The Palestinian solidarity movement celebrated the good news today that Emad Burnat and Guy Davidi’s 5 Broken Cameras — which chronicles Bilin village’s grassroots struggle against the wall and Israel’s brutal repression of the movement — was nominated for the prestigious Academy Award for best feature-length documentary. But the Oscars aren’t the only venue where Palestine cinema is being honored.
Palestinian writer and filmmaker Alaa Al Ali’s short film Letter to Ahmad is currently nominated for the Dragon Award for New Talent and the corresponding audience choice award (you can vote here until 24 January). According to its website, the Dragon Award, a project of the Göteborg International Film Festival, is the world’s largest online short film competition.
Produced in 2011, Al Ali’s poetic film weaves together footage of one of Lebanon’s refugee camps with a narrated letter from one of the camp’s residents to his childhood friend Ahmad, who now lives in Europe. The narrator informs Ahmad about the changes in the camp and the fate of mutual acquaintances, and poses existential questions about exile.
Letter to Ahmad strikes me as an artistically distinct cinematic tribute to and contemporary re-imagining of Ghassan Kanafani’s classic “Letter from Gaza.” In Kanafani’s 1956 short story, the narrator addresses similar themes of flight and belonging in his missive to a friend living in California, far away from Gaza’s refugee camps.
Al Ali, who was born in Lebanon and has spent most of his life there, said over email that Letter to Ahmad is the first in a series of shorts to be distributed over the Internet. A second video is currently in production.
Al Ali is part of Studio Camps (Studio al-Mukhayamat), which describes itself as an independent, grassroots collective of Palestinian and Lebanese artists whose inspiration and work comes from the Palestinian refugee camps in Lebanon. (Find Studio Camps’ work on their YouTube page.)

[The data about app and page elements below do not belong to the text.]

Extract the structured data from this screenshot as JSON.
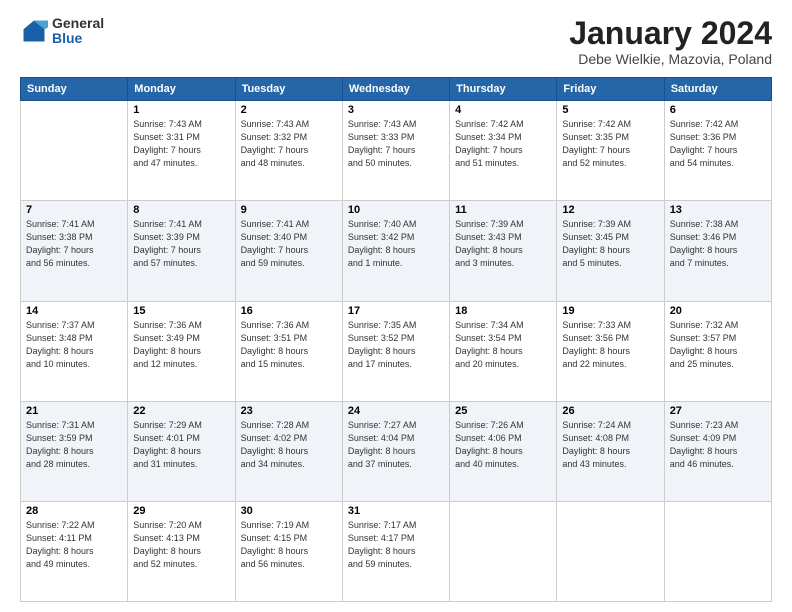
{
  "logo": {
    "general": "General",
    "blue": "Blue"
  },
  "header": {
    "month": "January 2024",
    "location": "Debe Wielkie, Mazovia, Poland"
  },
  "weekdays": [
    "Sunday",
    "Monday",
    "Tuesday",
    "Wednesday",
    "Thursday",
    "Friday",
    "Saturday"
  ],
  "weeks": [
    [
      {
        "date": "",
        "info": ""
      },
      {
        "date": "1",
        "info": "Sunrise: 7:43 AM\nSunset: 3:31 PM\nDaylight: 7 hours\nand 47 minutes."
      },
      {
        "date": "2",
        "info": "Sunrise: 7:43 AM\nSunset: 3:32 PM\nDaylight: 7 hours\nand 48 minutes."
      },
      {
        "date": "3",
        "info": "Sunrise: 7:43 AM\nSunset: 3:33 PM\nDaylight: 7 hours\nand 50 minutes."
      },
      {
        "date": "4",
        "info": "Sunrise: 7:42 AM\nSunset: 3:34 PM\nDaylight: 7 hours\nand 51 minutes."
      },
      {
        "date": "5",
        "info": "Sunrise: 7:42 AM\nSunset: 3:35 PM\nDaylight: 7 hours\nand 52 minutes."
      },
      {
        "date": "6",
        "info": "Sunrise: 7:42 AM\nSunset: 3:36 PM\nDaylight: 7 hours\nand 54 minutes."
      }
    ],
    [
      {
        "date": "7",
        "info": "Sunrise: 7:41 AM\nSunset: 3:38 PM\nDaylight: 7 hours\nand 56 minutes."
      },
      {
        "date": "8",
        "info": "Sunrise: 7:41 AM\nSunset: 3:39 PM\nDaylight: 7 hours\nand 57 minutes."
      },
      {
        "date": "9",
        "info": "Sunrise: 7:41 AM\nSunset: 3:40 PM\nDaylight: 7 hours\nand 59 minutes."
      },
      {
        "date": "10",
        "info": "Sunrise: 7:40 AM\nSunset: 3:42 PM\nDaylight: 8 hours\nand 1 minute."
      },
      {
        "date": "11",
        "info": "Sunrise: 7:39 AM\nSunset: 3:43 PM\nDaylight: 8 hours\nand 3 minutes."
      },
      {
        "date": "12",
        "info": "Sunrise: 7:39 AM\nSunset: 3:45 PM\nDaylight: 8 hours\nand 5 minutes."
      },
      {
        "date": "13",
        "info": "Sunrise: 7:38 AM\nSunset: 3:46 PM\nDaylight: 8 hours\nand 7 minutes."
      }
    ],
    [
      {
        "date": "14",
        "info": "Sunrise: 7:37 AM\nSunset: 3:48 PM\nDaylight: 8 hours\nand 10 minutes."
      },
      {
        "date": "15",
        "info": "Sunrise: 7:36 AM\nSunset: 3:49 PM\nDaylight: 8 hours\nand 12 minutes."
      },
      {
        "date": "16",
        "info": "Sunrise: 7:36 AM\nSunset: 3:51 PM\nDaylight: 8 hours\nand 15 minutes."
      },
      {
        "date": "17",
        "info": "Sunrise: 7:35 AM\nSunset: 3:52 PM\nDaylight: 8 hours\nand 17 minutes."
      },
      {
        "date": "18",
        "info": "Sunrise: 7:34 AM\nSunset: 3:54 PM\nDaylight: 8 hours\nand 20 minutes."
      },
      {
        "date": "19",
        "info": "Sunrise: 7:33 AM\nSunset: 3:56 PM\nDaylight: 8 hours\nand 22 minutes."
      },
      {
        "date": "20",
        "info": "Sunrise: 7:32 AM\nSunset: 3:57 PM\nDaylight: 8 hours\nand 25 minutes."
      }
    ],
    [
      {
        "date": "21",
        "info": "Sunrise: 7:31 AM\nSunset: 3:59 PM\nDaylight: 8 hours\nand 28 minutes."
      },
      {
        "date": "22",
        "info": "Sunrise: 7:29 AM\nSunset: 4:01 PM\nDaylight: 8 hours\nand 31 minutes."
      },
      {
        "date": "23",
        "info": "Sunrise: 7:28 AM\nSunset: 4:02 PM\nDaylight: 8 hours\nand 34 minutes."
      },
      {
        "date": "24",
        "info": "Sunrise: 7:27 AM\nSunset: 4:04 PM\nDaylight: 8 hours\nand 37 minutes."
      },
      {
        "date": "25",
        "info": "Sunrise: 7:26 AM\nSunset: 4:06 PM\nDaylight: 8 hours\nand 40 minutes."
      },
      {
        "date": "26",
        "info": "Sunrise: 7:24 AM\nSunset: 4:08 PM\nDaylight: 8 hours\nand 43 minutes."
      },
      {
        "date": "27",
        "info": "Sunrise: 7:23 AM\nSunset: 4:09 PM\nDaylight: 8 hours\nand 46 minutes."
      }
    ],
    [
      {
        "date": "28",
        "info": "Sunrise: 7:22 AM\nSunset: 4:11 PM\nDaylight: 8 hours\nand 49 minutes."
      },
      {
        "date": "29",
        "info": "Sunrise: 7:20 AM\nSunset: 4:13 PM\nDaylight: 8 hours\nand 52 minutes."
      },
      {
        "date": "30",
        "info": "Sunrise: 7:19 AM\nSunset: 4:15 PM\nDaylight: 8 hours\nand 56 minutes."
      },
      {
        "date": "31",
        "info": "Sunrise: 7:17 AM\nSunset: 4:17 PM\nDaylight: 8 hours\nand 59 minutes."
      },
      {
        "date": "",
        "info": ""
      },
      {
        "date": "",
        "info": ""
      },
      {
        "date": "",
        "info": ""
      }
    ]
  ]
}
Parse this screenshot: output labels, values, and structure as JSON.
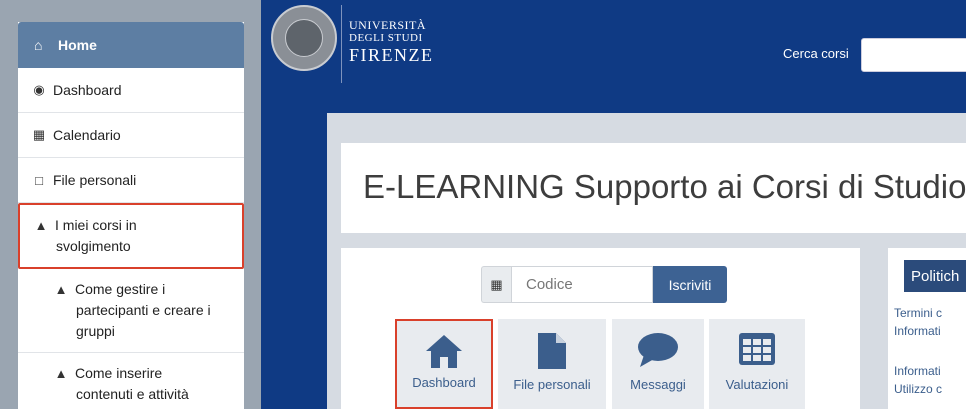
{
  "sidebar": {
    "home": "Home",
    "items": [
      {
        "label": "Dashboard",
        "icon": "tachometer-icon"
      },
      {
        "label": "Calendario",
        "icon": "calendar-icon"
      },
      {
        "label": "File personali",
        "icon": "file-icon"
      },
      {
        "label_line1": "I miei corsi in",
        "label_line2": "svolgimento",
        "icon": "graduation-cap-icon"
      },
      {
        "line1": "Come gestire i",
        "line2": "partecipanti e creare i",
        "line3": "gruppi",
        "icon": "graduation-cap-icon"
      },
      {
        "line1": "Come inserire",
        "line2": "contenuti e attività",
        "icon": "graduation-cap-icon"
      }
    ]
  },
  "header": {
    "university_line1": "UNIVERSITÀ",
    "university_line2": "DEGLI STUDI",
    "university_line3": "FIRENZE",
    "search_label": "Cerca corsi",
    "search_value": ""
  },
  "page": {
    "title": "E-LEARNING Supporto ai Corsi di Studio"
  },
  "enroll": {
    "placeholder": "Codice",
    "button": "Iscriviti"
  },
  "tiles": [
    {
      "label": "Dashboard",
      "icon": "home-icon"
    },
    {
      "label": "File personali",
      "icon": "file-icon"
    },
    {
      "label": "Messaggi",
      "icon": "chat-bubble-icon"
    },
    {
      "label": "Valutazioni",
      "icon": "table-grid-icon"
    }
  ],
  "policy": {
    "heading": "Politich",
    "links": [
      "Termini c",
      "Informati",
      "Informati",
      "Utilizzo c"
    ]
  },
  "colors": {
    "header_bg": "#0f3a84",
    "sidebar_active": "#5d7ea3",
    "accent_button": "#3d6293",
    "highlight_red": "#d9402b"
  }
}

Al Ali also worked as assistant director for Marco Pasquini’s documentary Gaza Hospital, which recalls the history of the hospital which witnessed the bloody Lebanese civil war, Israeli invasion and 1982 Sabra and Shatila massacre, and which was later destroyed during the “War of the Camps.”